Max (Louis C.K.) is a terrier who enjoys a comfy life in a Manhattan high-rise, until his owner and best friend brings home Duke, a giant inconsiderate and aloof Newfoundland (Modern Family‘s Eric Stonestreet). In a series of attempts to get the other in trouble, the two are left stranded and lost on the streets of New York, and are forced to work together to find their way home, all the while trying to avoid a gang of former housepets (led by bunny Kevin Hart) who are hell bent on destroying humans.
The plot borrows heavily from both Toy Story and Toy Story 2, as well as Trains Planes & Automobiles, though it doesn’t come close to matching the humor or the charm of any of them. I don’t think it’s coincidence that the initial trailer offered very little in way of plot, but rather concentrated on the aspects of what pets do when left to their own devices.

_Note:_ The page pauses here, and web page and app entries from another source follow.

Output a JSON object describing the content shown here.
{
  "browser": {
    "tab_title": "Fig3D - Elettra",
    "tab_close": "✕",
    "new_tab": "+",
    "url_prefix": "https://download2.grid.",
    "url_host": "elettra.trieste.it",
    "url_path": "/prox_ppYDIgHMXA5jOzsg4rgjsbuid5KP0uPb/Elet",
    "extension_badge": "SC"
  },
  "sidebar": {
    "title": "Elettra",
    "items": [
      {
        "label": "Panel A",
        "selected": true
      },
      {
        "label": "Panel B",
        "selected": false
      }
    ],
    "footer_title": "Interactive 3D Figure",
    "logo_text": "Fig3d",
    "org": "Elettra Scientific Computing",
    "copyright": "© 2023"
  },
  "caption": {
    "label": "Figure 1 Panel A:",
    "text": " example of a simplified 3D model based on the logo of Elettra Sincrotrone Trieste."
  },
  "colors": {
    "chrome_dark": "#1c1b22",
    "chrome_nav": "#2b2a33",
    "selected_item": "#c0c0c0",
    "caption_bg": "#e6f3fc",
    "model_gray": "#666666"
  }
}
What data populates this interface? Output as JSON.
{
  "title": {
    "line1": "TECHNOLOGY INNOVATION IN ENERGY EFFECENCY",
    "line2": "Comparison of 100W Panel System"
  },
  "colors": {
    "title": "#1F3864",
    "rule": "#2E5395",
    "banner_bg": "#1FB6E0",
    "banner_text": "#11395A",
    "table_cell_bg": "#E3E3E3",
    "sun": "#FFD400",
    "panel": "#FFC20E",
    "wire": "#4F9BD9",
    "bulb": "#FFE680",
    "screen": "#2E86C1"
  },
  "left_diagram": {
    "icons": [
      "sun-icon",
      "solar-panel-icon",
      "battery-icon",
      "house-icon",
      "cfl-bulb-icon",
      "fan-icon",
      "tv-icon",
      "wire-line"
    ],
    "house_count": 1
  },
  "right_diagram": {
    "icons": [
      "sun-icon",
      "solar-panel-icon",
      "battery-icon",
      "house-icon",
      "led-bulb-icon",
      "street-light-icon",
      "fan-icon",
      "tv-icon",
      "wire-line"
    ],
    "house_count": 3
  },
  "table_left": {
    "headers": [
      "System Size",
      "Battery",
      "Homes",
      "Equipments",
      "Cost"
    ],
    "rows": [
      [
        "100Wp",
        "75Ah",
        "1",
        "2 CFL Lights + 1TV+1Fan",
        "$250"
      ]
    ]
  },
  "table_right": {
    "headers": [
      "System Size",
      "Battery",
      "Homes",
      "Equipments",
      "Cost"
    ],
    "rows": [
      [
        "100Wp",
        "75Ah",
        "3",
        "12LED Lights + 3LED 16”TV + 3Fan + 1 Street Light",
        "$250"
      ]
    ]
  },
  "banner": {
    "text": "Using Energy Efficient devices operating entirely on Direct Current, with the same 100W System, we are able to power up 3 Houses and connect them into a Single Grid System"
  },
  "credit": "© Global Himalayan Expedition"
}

Those scenes, reserved for the opening sequences, are cute and witty, and really set a very unique tone. Unfortunately, that tone is quickly discarded, and we’re left with a rather formulaic story. The Secret Life of Pets would have worked incredibly well as a short film, had it ended after the first seven minutes.
One of the biggest issues with the film is that the conflict between Max and Duke is resolved almost immediately, and we’re left with a rather standard buddy adventure movie. With films like Trains, Planes & Automobiles and Toy Story, the two leads, whose personalities are very different from each other, are forced to resolve their differences in order to accomplish a common goal, eventually creating a bond and friendship. This is typically done over the course if the film, creating not only tension, but some opportunities for real comedic moments, but we’re deprived of those opportunities in this film, as it happens so quickly.
Louis C.K., who ranks amongst George Carlin and Richard Pryor as one of comedy’s greatest minds, is completely wasted here. The material gives him very little to work with, forcing him to act as the reactionary straight man. That’s not to say he doesn’t have a few moments, but not nearly enough for the star of the film, let alone one as funny as C.K. I would assume someone with his skills as a writer and filmmaker would have recognized that the material was mediocre at best, but I suppose the allure of starring in an animated film is tough to pass up.
The rest of the casting is pretty effective, with a few real standouts. I wouldn’t be surprised if Kevin Hart’s cuddly yet murderous bunny Snowball gets his own film. It’s not often when you want to spend more time with the film’s antagonist than with the film’s heroes (Spaceballs come to mind). I would have also liked to see more of Bobby Moynihan as Mel the hyperactive pug, as well as Dana Carvey’s elderly paraplegic basset hound, Pops (Carvey is essentially playing his Grumpy Old Man character from SNL, but it’s still pretty darn fun to watch). Like Louie C.K., comedy greats like Steve Coogan, Hannibal Burres and Albert Brooks are completed under utilized (this is the second animated film of the summer to under use Albert Brooks).
Perhaps the most disappointing use of a character is Eric Stonestreet’s Duke. Duke just isn’t as developed as other characters of his type, like John Candy’s Del Griffith in Trains, Planes & Automobiles, or Pumba from The Lion King, resulting in rather bland chemistry between him and Max. If Max is going to be the straight man, then Duke needs to be a stronger funny man, but unfortunately they both fall short.
The Secret Life of Pets is charming, and it has it’s moments, but unfortunately neither the humor or heart are as strong as they should be. It’s worth watching, but you may want to wait until it’s available on Blu-ray or streaming services.